▸ **SOURCE MATERIAL**
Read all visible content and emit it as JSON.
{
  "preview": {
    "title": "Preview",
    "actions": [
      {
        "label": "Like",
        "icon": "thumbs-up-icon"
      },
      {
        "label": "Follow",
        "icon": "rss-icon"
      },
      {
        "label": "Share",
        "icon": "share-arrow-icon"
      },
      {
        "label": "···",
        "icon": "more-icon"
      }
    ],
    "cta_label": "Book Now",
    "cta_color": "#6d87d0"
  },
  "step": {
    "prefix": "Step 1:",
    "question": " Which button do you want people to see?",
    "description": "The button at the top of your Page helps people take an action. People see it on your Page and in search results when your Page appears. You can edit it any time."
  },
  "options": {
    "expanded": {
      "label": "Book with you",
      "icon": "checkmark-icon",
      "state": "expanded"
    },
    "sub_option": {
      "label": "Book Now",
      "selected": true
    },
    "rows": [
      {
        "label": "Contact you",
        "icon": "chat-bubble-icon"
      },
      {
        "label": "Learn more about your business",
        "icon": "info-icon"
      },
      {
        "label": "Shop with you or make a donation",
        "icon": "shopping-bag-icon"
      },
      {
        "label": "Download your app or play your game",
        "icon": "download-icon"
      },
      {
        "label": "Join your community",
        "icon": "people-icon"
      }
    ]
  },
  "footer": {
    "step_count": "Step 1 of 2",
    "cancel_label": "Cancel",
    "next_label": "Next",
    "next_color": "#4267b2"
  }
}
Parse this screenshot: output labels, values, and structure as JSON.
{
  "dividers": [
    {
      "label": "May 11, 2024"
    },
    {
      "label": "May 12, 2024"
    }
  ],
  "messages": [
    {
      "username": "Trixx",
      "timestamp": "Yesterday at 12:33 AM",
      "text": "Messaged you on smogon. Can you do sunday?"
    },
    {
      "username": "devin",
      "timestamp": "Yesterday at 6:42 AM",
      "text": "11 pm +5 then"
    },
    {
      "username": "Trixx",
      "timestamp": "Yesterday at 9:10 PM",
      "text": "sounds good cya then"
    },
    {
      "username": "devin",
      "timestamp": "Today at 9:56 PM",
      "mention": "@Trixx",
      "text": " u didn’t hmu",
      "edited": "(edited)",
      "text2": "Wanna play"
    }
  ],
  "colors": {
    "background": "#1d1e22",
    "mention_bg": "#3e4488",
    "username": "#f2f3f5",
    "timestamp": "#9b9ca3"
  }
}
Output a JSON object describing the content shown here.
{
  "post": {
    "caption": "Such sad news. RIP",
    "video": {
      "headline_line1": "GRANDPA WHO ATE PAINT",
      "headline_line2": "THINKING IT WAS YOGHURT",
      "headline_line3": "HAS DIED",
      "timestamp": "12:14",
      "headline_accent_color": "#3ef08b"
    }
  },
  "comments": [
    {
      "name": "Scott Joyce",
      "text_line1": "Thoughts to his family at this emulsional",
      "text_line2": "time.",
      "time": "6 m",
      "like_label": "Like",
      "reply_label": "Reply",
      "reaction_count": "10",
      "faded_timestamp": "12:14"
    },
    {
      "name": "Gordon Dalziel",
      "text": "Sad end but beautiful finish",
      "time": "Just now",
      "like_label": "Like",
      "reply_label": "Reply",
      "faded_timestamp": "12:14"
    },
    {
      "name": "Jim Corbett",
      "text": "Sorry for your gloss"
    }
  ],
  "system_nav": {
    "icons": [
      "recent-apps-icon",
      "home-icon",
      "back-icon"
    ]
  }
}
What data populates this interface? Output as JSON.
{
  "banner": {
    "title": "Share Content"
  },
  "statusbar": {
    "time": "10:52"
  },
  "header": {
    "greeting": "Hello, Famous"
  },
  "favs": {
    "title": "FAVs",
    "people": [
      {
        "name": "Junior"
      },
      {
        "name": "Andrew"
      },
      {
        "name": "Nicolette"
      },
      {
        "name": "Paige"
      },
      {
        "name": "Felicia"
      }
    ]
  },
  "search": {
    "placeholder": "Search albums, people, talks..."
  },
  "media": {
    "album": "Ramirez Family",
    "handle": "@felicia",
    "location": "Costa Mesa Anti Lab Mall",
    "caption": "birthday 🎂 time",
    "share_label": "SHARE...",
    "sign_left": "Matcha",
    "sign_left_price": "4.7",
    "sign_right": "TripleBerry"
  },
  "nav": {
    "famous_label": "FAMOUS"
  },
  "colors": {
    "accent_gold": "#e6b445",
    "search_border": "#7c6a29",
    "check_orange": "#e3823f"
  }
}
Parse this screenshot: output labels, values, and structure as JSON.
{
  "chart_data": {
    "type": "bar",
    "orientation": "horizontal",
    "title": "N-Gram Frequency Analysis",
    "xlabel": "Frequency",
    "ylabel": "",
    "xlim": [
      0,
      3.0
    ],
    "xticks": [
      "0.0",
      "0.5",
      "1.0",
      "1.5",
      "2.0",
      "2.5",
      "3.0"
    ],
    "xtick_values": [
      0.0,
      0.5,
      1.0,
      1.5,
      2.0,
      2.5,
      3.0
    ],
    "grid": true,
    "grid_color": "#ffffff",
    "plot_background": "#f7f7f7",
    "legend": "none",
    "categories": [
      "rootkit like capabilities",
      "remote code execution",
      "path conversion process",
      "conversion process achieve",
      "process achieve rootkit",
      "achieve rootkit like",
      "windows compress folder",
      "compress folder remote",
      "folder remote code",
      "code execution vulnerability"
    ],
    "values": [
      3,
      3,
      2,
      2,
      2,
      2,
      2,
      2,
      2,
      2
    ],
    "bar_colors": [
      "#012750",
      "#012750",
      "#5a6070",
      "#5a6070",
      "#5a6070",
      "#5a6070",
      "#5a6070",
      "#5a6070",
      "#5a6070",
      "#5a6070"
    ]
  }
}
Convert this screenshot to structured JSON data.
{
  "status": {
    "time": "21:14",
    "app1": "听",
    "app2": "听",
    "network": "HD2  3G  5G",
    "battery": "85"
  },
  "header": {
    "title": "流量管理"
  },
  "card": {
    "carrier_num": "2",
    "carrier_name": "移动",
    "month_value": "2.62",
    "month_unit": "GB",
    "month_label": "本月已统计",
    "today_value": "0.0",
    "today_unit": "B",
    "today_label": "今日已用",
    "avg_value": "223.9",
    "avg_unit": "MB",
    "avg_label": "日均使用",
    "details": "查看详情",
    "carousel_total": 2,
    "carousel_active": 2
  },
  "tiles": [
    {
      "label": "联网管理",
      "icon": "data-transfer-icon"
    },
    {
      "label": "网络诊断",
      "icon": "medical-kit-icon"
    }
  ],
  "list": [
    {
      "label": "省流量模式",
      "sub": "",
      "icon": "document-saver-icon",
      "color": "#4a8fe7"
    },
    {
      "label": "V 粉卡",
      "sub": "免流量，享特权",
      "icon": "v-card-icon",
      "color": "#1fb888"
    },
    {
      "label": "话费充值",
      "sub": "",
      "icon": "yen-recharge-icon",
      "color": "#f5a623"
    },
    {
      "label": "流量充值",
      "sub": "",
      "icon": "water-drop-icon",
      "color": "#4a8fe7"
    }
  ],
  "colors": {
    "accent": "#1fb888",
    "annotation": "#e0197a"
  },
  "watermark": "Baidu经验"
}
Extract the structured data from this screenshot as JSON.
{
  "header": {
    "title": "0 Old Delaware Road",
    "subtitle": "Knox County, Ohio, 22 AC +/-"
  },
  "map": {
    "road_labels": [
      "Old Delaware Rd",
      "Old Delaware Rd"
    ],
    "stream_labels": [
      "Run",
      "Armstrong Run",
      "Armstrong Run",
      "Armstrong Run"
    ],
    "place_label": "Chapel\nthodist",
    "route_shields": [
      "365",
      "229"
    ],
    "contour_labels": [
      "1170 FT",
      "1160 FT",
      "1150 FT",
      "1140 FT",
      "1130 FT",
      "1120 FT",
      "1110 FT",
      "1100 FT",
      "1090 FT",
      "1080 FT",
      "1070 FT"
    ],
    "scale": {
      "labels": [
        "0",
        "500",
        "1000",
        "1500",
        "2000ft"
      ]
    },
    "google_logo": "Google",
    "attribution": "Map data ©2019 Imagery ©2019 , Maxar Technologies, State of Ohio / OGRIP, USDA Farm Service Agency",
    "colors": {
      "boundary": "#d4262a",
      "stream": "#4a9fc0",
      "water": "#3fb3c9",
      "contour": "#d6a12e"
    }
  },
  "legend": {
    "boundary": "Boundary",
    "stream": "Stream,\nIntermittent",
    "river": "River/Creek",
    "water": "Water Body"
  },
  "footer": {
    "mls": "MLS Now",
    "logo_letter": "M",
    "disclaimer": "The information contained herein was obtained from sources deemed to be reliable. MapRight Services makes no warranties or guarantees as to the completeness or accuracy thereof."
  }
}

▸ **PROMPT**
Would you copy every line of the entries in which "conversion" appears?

▸ **EXERCISE ANSWER**
      "path conversion process",
      "conversion process achieve",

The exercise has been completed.